WHAT NEEDS TO BE DONE
Please set down each of the lines below once more, exactly, omitting all pictures.

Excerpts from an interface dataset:
▬▬▬▬▬▬
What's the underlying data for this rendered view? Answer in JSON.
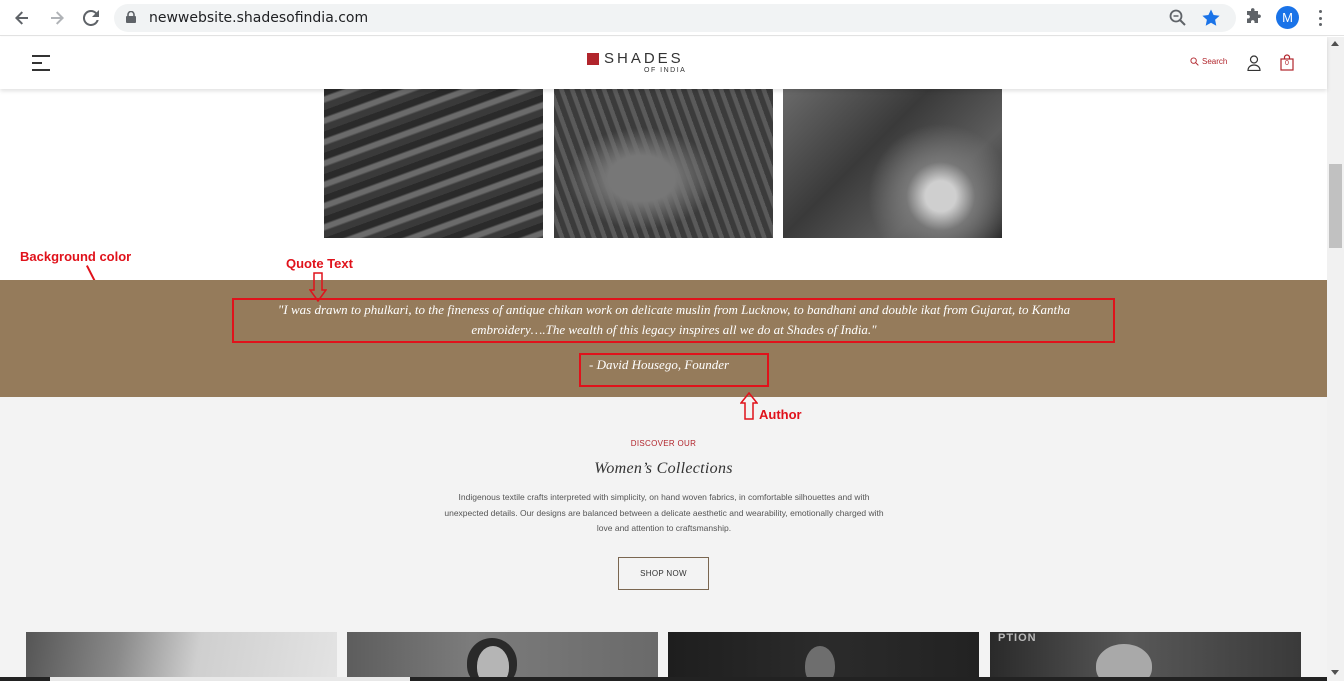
{
  "browser": {
    "url": "newwebsite.shadesofindia.com",
    "profile_initial": "M",
    "icons": [
      "back-icon",
      "forward-icon",
      "reload-icon",
      "lock-icon",
      "zoom-icon",
      "bookmark-star-icon",
      "extensions-icon",
      "more-icon"
    ]
  },
  "header": {
    "logo_main": "SHADES",
    "logo_sub": "OF INDIA",
    "search_label": "Search",
    "cart_count": "0"
  },
  "annotations": {
    "background_color": "Background color",
    "quote_text": "Quote Text",
    "author": "Author"
  },
  "quote": {
    "text": "\"I was drawn to phulkari, to the fineness of antique chikan work on delicate muslin from Lucknow, to bandhani and double ikat from Gujarat, to Kantha embroidery….The wealth of this legacy inspires all we do at Shades of India.\"",
    "author": "- David Housego, Founder"
  },
  "collections": {
    "eyebrow": "DISCOVER OUR",
    "title": "Women’s Collections",
    "description": "Indigenous textile crafts interpreted with simplicity, on hand woven fabrics, in comfortable silhouettes and with unexpected details. Our designs are balanced between a delicate aesthetic and wearability, emotionally charged with love and attention to craftsmanship.",
    "cta": "SHOP NOW"
  },
  "thumb_text": "PTION",
  "colors": {
    "quote_band": "#957b5b",
    "brand_red": "#b1252c",
    "annotation_red": "#e0121b",
    "section_bg": "#f3f3f3"
  }
}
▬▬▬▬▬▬
THE COMPLETED TASK
What's the underlying data for this rendered view? Answer in JSON.
{
  "browser": {
    "url": "newwebsite.shadesofindia.com",
    "profile_initial": "M",
    "icons": [
      "back-icon",
      "forward-icon",
      "reload-icon",
      "lock-icon",
      "zoom-icon",
      "bookmark-star-icon",
      "extensions-icon",
      "more-icon"
    ]
  },
  "header": {
    "logo_main": "SHADES",
    "logo_sub": "OF INDIA",
    "search_label": "Search",
    "cart_count": "0"
  },
  "annotations": {
    "background_color": "Background color",
    "quote_text": "Quote Text",
    "author": "Author"
  },
  "quote": {
    "text": "\"I was drawn to phulkari, to the fineness of antique chikan work on delicate muslin from Lucknow, to bandhani and double ikat from Gujarat, to Kantha embroidery….The wealth of this legacy inspires all we do at Shades of India.\"",
    "author": "- David Housego, Founder"
  },
  "collections": {
    "eyebrow": "DISCOVER OUR",
    "title": "Women’s Collections",
    "description": "Indigenous textile crafts interpreted with simplicity, on hand woven fabrics, in comfortable silhouettes and with unexpected details. Our designs are balanced between a delicate aesthetic and wearability, emotionally charged with love and attention to craftsmanship.",
    "cta": "SHOP NOW"
  },
  "thumb_text": "PTION",
  "colors": {
    "quote_band": "#957b5b",
    "brand_red": "#b1252c",
    "annotation_red": "#e0121b",
    "section_bg": "#f3f3f3"
  }
}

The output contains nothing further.